She explained that the company didn’t have retired workers clubs in the UK. When the Battersea factory closed in the late 70s, some of the workers transferred to another of the company’s plants in Swansea. She had checked whether any of them were still working there and the last of them retired in 1998. She thanked me for my “interesting question,” clearly a welcome diversion from inquiries about industrial processes and share prices, and wished me well in my search.

Perhaps the “running man’s” destiny was to remain unknown. I once went to a book signing by Nick Hornby for his classic football memoir Fever Pitch. The hardback cover featured an arresting shot of a young boy dressed in an Arsenal football shirt. “Have you managed to track down the little lad?,” I asked as he scribbled a dedication in Biro on the inside cover. Hornby shook his head. You would have thought with all the publicity generated by a bestseller, it would have been easy.

The “running man” photograph certainly came to haunt Keith. In the summer of 2004, he was persuaded by Redferns, the London music picture gallery, to stage an exhibition of around 40 of his “Nick” photographs. Keith insisted on doing the prints, a rare occurence for most photographers of his stature. He clearly felt a responsibility to Nick’s memory and to the Drake family. Joe Boyd went along to opening and got chatting with Keith. At one point, he turned to Joe and said: “I wish I’d never taken these bloody pictures.” Joe asked him why. “Well, I’ve taken lots of good pictures, but the only thing anybody ever wants are these ****ing Nick Drake pictures.”

His anger, whether fake or not, was justified. As well as diving, he excelled at photography. He learned his trade during the Swinging Sixties with people like David Bailey, and worked with the infamous underground magazine Oz, as well as for the London listings magazine Time Out and the medical journal The Lancet. A diverse client list. Among the rock stars he photographed and helped make iconic were Marc Bolan, Led Zeppelin and Elvis Costello. But like Nick, Keith had been prone to bouts depression. It stemmed from the death of his 15 year-old son Lee in 1991. Like father, like son, Lee caught the diving bug. While training in an inland lake, he got into difficulties and drowned. Like Molly and Rodney Drake, Keith knew what it was like to lose a child.

By late 1971 and the Pink Moon shoot on Hampstead Heath, Nick Drake had retreated within. Ever the professional, Keith Morris worked to get anything useable. “I always remember the biggest problem I had was trying to get a shot of him  actually looking into the camera or even in the vague direction of the camera. His tendency was to look down or away. Anything but at the camera, and that dictated the whole session. As a photographer, you’ve got a couple of choices. You blow it, or you can work with it and try and make something moody out of it, which is what I obviously tried to do.” In the end, the shot used in ads to promote Pink Moon was of Nick walking away from the camera, with a dog at his side. The dog belonged to Island art director Annie Sullivan.

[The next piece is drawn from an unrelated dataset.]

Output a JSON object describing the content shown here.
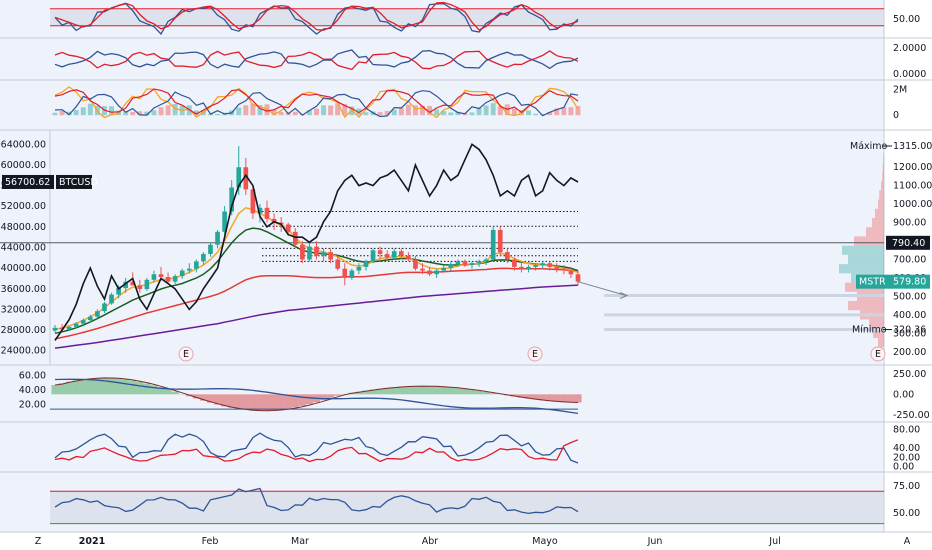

As our conversation drifted to a close, I asked Keith about Nick’s death and growing cult status as a musician. He though the overdose that killed Nick was an accident. “I wasn’t surprised that he died. I never saw Nick becoming a kind of grand old man of the folk/pop scene. But I was very sad. He was someone, if you knew him, that you were touched by. There was a great vulnerability about him. He was easy to like.” His answer to the second part of the question sounded ludicrous to me at the time, laid on for the camera.

“I do think he’s one of the most important, if not the most important, British singer/songwriters that we’ve ever produced and I say that not forgetting the Elton John’s of this world, who have had much bigger audiences. Nick was very personal, very special and I think that if he had lived longer, then who knows. Maybe he would have had that sort of stardom.” Now Keith Morris is gone, I think he was right.

Listen to ‘Northern Sky’ from ‘Bryter Layter’


Leave a Reply

Your email address will not be published. Required fields are marked *

ViperProof by ViperChill